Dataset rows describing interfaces

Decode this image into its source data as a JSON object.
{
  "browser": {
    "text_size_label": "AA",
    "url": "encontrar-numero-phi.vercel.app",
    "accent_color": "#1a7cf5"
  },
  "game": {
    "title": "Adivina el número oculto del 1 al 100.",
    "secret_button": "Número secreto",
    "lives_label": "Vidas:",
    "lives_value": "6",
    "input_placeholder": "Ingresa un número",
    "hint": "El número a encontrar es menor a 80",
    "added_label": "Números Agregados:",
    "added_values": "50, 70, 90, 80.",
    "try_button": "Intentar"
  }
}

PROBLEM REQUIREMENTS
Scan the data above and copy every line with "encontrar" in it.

YOUR SOLUTION
    "url": "encontrar-numero-phi.vercel.app",
    "hint": "El número a encontrar es menor a 80",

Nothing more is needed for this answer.